Photo by Tammie Smith

Dental Hygiene Month in October is a Good Time to Brush Up on Oral Health

When was the last time you saw your dental hygienist? 

October is National Dental Hygiene Month, a good time to review the ways to take good care of your teeth and recognize the important work of hygienists.

Seeing your dentist and hygienist at least once a year, brushing your teeth twice a day with fluoride toothpaste, flossing once a day, staying away from tobacco products and limiting alcohol are a few of the ways you can practice good oral health.

Regular visits to a dental office can help prevent cavities and gum disease and help find oral cancer early so that it can be treated.

The Virginia Department of Health (VDH) has programs that support dental health. They include sealants for children’s teeth and oral health promotion for moms, babies, adolescents, adults and people who have special healthcare needs.

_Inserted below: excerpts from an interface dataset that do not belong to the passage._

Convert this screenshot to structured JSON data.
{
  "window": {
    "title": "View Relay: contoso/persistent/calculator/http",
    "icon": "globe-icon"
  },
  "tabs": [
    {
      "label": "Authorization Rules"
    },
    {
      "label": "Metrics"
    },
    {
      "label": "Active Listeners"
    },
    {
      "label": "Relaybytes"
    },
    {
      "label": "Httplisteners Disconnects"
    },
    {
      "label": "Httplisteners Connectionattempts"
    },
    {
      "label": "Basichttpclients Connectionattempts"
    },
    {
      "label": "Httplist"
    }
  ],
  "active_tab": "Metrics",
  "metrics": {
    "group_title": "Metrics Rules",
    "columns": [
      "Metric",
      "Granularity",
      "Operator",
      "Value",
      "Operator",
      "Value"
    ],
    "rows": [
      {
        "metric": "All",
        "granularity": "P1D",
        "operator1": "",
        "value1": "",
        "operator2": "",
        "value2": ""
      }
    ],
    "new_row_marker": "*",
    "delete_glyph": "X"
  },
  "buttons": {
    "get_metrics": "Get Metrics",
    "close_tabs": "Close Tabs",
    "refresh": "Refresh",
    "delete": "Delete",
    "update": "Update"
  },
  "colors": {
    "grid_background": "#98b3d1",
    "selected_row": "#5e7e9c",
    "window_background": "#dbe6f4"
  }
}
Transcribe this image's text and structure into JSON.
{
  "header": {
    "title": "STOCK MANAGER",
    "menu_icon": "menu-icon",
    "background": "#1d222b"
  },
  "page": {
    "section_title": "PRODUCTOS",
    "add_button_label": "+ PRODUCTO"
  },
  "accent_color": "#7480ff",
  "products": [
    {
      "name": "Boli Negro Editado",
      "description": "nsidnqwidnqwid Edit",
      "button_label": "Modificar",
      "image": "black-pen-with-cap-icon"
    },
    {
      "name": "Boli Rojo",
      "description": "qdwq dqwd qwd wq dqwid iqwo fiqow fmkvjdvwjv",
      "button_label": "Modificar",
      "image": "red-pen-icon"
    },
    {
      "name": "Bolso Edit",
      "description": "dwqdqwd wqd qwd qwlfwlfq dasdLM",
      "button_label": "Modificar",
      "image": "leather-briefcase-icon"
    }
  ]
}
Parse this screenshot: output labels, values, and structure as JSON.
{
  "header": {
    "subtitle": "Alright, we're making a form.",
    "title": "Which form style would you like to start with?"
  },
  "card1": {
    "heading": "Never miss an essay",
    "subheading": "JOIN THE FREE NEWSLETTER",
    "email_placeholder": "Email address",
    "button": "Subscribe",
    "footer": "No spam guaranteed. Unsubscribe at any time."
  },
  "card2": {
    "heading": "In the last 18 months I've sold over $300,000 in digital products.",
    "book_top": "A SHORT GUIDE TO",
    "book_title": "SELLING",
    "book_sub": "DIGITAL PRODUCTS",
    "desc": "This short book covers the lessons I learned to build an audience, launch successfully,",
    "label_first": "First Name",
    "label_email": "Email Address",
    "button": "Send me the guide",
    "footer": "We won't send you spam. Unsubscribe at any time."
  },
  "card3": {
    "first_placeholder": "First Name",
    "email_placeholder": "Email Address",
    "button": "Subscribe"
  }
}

VDH dental hygienists work in many communities across Virginia to provide dental services and education. These dental hygienists work in schools, providing dental cleanings, sealants and education. They also work in WIC clinics providing fluoride varnish and education to young children and their families.

It’s important to remember that oral disease can lead to problems eating, speaking, and learning. Poor oral health can lead to severe gum disease and tooth loss and is linked to chronic conditions such as diabetes and heart disease.

Learn more about dental hygiene on the VDH Oral Health page where you’ll find information about programs, help finding a dentist for people with special healthcare needs along with facts, figures and other resources.